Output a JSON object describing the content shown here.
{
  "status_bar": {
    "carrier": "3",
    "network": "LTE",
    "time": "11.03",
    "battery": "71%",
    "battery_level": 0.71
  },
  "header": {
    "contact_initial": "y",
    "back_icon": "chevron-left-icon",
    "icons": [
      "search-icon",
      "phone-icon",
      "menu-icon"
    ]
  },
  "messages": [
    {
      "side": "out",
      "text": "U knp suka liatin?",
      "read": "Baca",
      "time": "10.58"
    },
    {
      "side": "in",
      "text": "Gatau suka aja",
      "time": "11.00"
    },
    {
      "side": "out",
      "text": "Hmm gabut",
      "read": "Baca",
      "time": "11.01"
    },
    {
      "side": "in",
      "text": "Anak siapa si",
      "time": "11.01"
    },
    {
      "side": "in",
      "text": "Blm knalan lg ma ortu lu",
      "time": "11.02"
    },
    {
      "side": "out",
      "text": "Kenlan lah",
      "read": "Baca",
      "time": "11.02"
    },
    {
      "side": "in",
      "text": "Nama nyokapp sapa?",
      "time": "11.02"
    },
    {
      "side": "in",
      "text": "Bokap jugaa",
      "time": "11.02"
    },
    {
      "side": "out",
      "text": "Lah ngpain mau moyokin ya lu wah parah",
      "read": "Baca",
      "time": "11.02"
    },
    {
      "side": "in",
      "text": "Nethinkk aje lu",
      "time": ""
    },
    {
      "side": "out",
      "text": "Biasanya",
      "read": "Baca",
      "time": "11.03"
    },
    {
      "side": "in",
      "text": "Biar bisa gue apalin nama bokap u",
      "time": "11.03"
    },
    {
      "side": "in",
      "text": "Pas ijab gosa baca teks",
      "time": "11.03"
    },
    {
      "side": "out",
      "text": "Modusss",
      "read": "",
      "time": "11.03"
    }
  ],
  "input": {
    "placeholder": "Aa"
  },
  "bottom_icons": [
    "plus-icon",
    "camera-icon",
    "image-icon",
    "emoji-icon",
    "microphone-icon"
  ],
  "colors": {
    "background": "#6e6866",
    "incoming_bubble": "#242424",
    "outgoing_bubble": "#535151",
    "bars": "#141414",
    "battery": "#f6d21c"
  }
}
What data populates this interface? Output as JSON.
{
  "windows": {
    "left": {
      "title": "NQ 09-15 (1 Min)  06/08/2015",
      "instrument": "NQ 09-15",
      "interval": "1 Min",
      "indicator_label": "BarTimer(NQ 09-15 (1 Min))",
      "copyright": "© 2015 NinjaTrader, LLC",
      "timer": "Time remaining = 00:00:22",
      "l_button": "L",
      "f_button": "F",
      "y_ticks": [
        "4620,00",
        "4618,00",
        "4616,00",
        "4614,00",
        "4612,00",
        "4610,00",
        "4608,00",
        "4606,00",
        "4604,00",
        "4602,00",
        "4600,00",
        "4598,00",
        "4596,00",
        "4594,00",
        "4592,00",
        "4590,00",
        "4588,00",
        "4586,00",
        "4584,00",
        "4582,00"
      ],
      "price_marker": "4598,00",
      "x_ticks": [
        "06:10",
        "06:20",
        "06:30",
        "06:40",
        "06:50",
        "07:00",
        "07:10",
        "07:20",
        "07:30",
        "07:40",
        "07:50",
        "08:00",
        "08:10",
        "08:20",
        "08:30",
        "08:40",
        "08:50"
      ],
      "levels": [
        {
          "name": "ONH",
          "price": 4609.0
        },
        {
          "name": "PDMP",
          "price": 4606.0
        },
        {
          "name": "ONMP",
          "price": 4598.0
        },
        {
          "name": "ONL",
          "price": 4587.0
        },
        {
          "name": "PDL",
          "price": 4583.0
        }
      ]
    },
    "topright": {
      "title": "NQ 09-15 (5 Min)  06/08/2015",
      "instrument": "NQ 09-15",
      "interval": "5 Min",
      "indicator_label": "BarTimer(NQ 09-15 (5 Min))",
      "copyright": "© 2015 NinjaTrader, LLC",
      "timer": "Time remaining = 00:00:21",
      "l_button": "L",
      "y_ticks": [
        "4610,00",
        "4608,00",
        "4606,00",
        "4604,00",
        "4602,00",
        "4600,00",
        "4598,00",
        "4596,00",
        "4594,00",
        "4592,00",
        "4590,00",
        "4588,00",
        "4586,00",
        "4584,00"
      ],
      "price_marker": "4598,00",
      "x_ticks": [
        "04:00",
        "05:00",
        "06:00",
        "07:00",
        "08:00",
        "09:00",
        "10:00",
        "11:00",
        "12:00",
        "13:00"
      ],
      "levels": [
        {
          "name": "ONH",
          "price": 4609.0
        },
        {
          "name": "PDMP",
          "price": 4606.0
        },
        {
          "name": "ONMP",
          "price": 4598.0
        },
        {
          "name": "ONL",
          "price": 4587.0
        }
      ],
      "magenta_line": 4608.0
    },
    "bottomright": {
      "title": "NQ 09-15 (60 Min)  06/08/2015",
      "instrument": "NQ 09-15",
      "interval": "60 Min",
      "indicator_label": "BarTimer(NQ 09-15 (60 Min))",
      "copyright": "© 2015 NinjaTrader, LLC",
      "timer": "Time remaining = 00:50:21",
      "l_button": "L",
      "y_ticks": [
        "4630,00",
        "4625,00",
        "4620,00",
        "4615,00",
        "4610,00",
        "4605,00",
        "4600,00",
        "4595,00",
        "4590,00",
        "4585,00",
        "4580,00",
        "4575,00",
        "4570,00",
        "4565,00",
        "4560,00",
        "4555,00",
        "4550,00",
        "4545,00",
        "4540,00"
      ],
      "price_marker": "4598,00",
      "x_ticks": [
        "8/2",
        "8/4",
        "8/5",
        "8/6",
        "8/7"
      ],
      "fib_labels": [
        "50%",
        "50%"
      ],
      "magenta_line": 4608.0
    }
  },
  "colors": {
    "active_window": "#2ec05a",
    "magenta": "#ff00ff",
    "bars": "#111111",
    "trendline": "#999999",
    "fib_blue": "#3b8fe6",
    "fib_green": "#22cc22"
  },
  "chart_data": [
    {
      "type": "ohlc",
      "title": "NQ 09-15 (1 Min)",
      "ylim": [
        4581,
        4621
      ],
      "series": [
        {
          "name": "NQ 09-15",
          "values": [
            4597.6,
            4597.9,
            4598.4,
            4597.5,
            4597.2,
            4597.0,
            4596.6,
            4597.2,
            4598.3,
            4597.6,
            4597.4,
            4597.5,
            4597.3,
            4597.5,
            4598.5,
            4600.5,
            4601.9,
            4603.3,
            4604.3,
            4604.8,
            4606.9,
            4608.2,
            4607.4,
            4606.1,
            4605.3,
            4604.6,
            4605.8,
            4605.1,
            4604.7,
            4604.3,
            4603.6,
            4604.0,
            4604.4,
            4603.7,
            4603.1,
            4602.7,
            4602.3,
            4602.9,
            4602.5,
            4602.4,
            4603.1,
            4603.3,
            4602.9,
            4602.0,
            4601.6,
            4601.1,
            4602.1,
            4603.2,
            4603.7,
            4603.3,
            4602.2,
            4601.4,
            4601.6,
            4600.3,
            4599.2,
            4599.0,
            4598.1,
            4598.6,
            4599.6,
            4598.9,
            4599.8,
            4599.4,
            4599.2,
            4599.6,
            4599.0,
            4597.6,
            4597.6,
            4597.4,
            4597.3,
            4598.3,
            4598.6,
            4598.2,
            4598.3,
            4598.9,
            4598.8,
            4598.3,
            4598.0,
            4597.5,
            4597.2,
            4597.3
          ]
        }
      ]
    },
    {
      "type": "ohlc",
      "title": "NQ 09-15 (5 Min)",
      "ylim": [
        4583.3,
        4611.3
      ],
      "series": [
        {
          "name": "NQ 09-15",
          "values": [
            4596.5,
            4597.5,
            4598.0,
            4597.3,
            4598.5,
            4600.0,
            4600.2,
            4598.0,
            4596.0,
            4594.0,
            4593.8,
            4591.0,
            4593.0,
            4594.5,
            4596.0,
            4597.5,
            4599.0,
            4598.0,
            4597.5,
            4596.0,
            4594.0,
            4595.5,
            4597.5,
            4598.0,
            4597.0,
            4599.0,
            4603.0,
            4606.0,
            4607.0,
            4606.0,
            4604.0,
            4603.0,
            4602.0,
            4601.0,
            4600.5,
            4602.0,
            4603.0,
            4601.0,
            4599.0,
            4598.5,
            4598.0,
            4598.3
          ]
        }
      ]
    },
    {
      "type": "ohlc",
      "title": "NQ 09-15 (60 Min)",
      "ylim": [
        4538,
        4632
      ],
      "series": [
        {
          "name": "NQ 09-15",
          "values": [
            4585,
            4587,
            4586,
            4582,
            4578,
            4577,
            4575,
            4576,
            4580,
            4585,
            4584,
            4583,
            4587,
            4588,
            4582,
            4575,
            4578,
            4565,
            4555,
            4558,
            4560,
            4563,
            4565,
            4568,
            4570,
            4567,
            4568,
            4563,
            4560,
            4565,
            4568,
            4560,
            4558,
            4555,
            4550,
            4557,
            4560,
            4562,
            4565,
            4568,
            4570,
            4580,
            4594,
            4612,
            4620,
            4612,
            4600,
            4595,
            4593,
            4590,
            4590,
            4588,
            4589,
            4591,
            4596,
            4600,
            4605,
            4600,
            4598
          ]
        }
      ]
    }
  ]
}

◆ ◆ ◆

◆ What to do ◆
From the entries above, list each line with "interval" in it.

◆ Reply ◆
      "interval": "1 Min",
      "interval": "5 Min",
      "interval": "60 Min",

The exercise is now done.